Work to be completed: Within the material below, filter for lines that hold the word "original".

Information provided:
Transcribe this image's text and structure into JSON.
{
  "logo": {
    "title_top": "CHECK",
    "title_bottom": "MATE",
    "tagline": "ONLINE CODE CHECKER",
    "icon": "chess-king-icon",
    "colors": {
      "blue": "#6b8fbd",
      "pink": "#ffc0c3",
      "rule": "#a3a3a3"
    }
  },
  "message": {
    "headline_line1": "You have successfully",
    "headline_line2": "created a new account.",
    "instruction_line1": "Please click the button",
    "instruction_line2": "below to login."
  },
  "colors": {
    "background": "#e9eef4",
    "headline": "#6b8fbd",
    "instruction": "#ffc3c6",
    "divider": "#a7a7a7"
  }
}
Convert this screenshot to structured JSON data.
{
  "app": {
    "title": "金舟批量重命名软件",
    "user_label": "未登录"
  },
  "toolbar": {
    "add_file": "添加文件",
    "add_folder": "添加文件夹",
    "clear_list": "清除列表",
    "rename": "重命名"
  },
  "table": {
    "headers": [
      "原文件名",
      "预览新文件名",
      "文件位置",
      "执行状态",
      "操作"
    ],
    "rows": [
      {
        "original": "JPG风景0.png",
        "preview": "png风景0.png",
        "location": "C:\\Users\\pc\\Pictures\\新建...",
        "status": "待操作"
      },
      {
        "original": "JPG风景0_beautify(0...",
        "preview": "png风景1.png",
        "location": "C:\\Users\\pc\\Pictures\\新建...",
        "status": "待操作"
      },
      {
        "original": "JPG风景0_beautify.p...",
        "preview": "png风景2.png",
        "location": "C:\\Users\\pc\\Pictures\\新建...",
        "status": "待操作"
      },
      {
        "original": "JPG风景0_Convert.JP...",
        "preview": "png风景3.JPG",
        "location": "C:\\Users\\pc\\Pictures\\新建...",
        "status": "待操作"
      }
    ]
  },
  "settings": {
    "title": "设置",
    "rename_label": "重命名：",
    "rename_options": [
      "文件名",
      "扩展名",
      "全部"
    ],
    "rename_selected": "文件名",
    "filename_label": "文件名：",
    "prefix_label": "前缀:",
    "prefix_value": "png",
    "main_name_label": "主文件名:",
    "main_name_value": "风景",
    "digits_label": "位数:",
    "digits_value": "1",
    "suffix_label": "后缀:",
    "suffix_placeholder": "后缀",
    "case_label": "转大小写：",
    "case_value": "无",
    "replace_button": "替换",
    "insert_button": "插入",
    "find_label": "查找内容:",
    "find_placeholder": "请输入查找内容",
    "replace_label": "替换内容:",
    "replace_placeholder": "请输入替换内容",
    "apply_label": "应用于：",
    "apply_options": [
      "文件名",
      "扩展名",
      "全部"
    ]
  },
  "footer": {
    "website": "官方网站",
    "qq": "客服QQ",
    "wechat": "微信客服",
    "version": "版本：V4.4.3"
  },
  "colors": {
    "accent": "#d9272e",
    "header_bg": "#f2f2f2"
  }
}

Written response:
        "original": "JPG风景0.png",
        "original": "JPG风景0_beautify(0...",
        "original": "JPG风景0_beautify.p...",
        "original": "JPG风景0_Convert.JP...",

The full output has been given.